The Lord Bishop of Portsmouth: To ask Her Majesty’s Government what is their estimate of the impact of the recent increase in inflation on the number of children in poverty; and what plans they have for protecting low income families against the rising cost of basic essentials.
The Lord Bishop of Durham: To ask Her Majesty’s Government, in the light of the Households Below Average Income statistics revealing that 3.2 million adults in working families were in relative poverty in 2015–16, what action they will take to reduce in-work poverty. [HL6346]
On 9th March 2017 Labour Peer Baroness Sherlock asked Her Majesty’s Government “what assessment they have made of the impact on claimants of the time taken between applying for Universal Credit and receiving payments.” The Bishop of Oxford, Rt Revd Steven Croft, asked a follow up question.
The Lord Bishop of Oxford: My Lords, in the last three months I have visited a large number of food banks across the diocese of Oxford in seemingly affluent communities, building on my experience of food banks in the diocese of Sheffield. All have underlined to me that the most common reason why people access food banks is delay in accessing welfare payments.
On 22nd February 2017, Lord McKenzie of Luton asked Her Majesty’s Government “what estimate they have made of the extent to which the new lower benefit cap will encourage people into work or to move into smaller homes”. The Bishop of Southwark, the Rt Revd Christopher Chessun, asked a follow up question.

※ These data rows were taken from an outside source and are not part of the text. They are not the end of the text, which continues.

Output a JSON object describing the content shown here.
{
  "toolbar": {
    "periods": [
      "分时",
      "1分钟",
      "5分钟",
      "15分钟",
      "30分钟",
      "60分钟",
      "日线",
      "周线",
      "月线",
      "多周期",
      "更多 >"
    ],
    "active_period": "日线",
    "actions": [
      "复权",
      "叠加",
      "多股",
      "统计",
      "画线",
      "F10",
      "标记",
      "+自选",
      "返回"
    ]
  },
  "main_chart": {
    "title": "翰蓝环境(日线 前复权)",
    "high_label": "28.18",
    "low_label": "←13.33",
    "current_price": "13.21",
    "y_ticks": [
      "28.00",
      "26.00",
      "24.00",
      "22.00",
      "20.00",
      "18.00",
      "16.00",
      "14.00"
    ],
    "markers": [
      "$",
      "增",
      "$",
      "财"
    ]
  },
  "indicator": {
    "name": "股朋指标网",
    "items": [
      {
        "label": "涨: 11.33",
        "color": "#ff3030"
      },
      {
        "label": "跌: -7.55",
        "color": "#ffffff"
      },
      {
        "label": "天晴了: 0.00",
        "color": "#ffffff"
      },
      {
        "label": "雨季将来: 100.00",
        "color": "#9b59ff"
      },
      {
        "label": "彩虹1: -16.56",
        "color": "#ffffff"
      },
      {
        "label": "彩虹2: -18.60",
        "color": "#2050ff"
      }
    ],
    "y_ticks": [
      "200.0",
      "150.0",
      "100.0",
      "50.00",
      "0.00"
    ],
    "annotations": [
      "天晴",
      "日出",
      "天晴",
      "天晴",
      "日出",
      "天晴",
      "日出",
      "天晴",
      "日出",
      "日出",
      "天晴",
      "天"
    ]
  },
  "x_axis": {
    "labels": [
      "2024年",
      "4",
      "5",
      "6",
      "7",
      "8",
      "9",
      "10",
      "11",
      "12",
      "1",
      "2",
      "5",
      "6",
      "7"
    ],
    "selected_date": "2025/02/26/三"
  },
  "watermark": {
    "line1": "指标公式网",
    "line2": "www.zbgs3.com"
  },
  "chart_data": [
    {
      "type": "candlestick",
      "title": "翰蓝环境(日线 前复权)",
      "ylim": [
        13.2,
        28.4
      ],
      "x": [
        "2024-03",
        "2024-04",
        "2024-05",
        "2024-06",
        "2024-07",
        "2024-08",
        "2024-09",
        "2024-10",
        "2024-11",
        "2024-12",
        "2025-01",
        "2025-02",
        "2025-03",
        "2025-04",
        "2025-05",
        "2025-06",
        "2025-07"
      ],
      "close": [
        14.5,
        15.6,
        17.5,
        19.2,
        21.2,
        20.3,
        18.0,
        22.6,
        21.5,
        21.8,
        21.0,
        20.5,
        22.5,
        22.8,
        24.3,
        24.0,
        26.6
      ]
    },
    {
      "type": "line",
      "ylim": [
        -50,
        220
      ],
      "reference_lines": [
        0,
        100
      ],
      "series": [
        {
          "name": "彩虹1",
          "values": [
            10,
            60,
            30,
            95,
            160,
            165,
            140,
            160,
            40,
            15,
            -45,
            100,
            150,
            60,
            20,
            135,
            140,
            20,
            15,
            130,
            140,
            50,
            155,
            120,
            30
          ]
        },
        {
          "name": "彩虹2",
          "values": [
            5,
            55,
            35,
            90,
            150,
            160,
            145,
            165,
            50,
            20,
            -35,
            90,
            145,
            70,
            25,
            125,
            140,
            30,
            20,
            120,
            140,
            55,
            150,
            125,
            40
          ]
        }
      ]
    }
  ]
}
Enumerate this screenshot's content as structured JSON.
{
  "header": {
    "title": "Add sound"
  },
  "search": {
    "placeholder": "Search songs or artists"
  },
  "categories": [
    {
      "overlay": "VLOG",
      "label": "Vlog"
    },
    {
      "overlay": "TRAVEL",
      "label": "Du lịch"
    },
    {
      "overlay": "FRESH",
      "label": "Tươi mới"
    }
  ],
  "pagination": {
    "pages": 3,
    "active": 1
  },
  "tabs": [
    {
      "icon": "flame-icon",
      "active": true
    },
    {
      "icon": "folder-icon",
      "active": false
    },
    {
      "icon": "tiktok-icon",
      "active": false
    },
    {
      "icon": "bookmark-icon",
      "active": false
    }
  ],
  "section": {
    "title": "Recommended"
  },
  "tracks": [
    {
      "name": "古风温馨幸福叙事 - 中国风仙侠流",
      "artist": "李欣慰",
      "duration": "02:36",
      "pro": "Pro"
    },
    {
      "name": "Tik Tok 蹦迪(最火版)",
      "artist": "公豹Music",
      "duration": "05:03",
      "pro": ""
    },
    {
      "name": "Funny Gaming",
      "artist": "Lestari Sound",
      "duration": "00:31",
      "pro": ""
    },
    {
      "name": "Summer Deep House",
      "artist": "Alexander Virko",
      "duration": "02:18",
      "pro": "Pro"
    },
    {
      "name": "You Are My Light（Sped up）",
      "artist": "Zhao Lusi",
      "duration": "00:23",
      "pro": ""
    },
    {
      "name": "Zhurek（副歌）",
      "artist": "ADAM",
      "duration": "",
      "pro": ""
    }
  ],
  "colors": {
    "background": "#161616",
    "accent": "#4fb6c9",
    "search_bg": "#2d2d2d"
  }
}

The Lord Bishop of Southwark: My Lords, according to the Government’s own impact assessment nearly a quarter of a million children are affected by the reduced benefit cap, more than two and a half times the number of affected adults. This includes many preschool children in lone-parent families at greater risk of poverty. Given that the prime aim here is to encourage more people into work, will the Minister consider exempting single parents with young children, who would not otherwise be expected to work under the current benefit rules and who rely on familiar social networks and services?
On 21st December 2016 Lord Farmer led a short debate in the Lords, to ask Her Majesty’s Government “what progress they are making in rolling out Universal Credit, and what assessment they have made of its impact”. The Bishop of St Albans, Rt Revd Alan Smith, took part in the debate:
The Lord Bishop of St Albans: My Lords, I too thank the noble Lord, Lord Farmer, for this important debate. On behalf of these Benches, I take the opportunity to thank the Minister for his very considerable contribution, drive and service to this House, and wish him well as he leaves the Front Bench.
I think it is true to say that very few in this House disagree with the stated aims of universal credit—to simplify the benefits system and ensure that work always pays. However, I also suspect that there are quite a few of us in this House and, indeed, on these Benches, who fear that on occasion Her Majesty’s Government may have lost sight of that aim. Indeed, it seems that successive cuts to the welfare budget have been prioritised as an easy way of balancing the Government’s finances.
On 29th November 2016, Lord Young of Cookham moved that the House take note of the economy in the light of the Autumn Statement. The Bishop of Birmingham, the Rt Revd David Urquhart, spoke in the debate:
On 29th November 2016, Lord Young of Cookham moved that the House take note of the economy in the light of the Autumn Statement. The Bishop of Portsmouth, the Rt Revd Christopher Foster, spoke in the debate:
The Lord Bishop of Portsmouth My Lords, after nearly three years in this House, and having had the opportunity to speak in most of the debates responding to the Budget and Autumn Statements, it is not difficult to note the tendency for some contributors to applaud proposals they consider welcome; for others to criticise proposals they consider to have sectional interest or bias; and to have the expectation—or at least the hope—conveyed that the Chancellor and the Government will, and can, do even more when they are praised for welcome initiatives. I want to do a little of that this afternoon, though recognising the restrictions the Chancellor faces. I invite the Minister, and through him the Government, to reflect on what they ought to do—I introduce a moral note in using that phrase—to repair the fractures of trust, address growing injustices that are perceived as more hurtful than inequalities, and create not just a flourishing economy but a nation where people believe there is more that unites us than divides us. Indeed, my question to the Minister is whether the Government can better articulate their rationale and approach in the important area of inequality and injustice.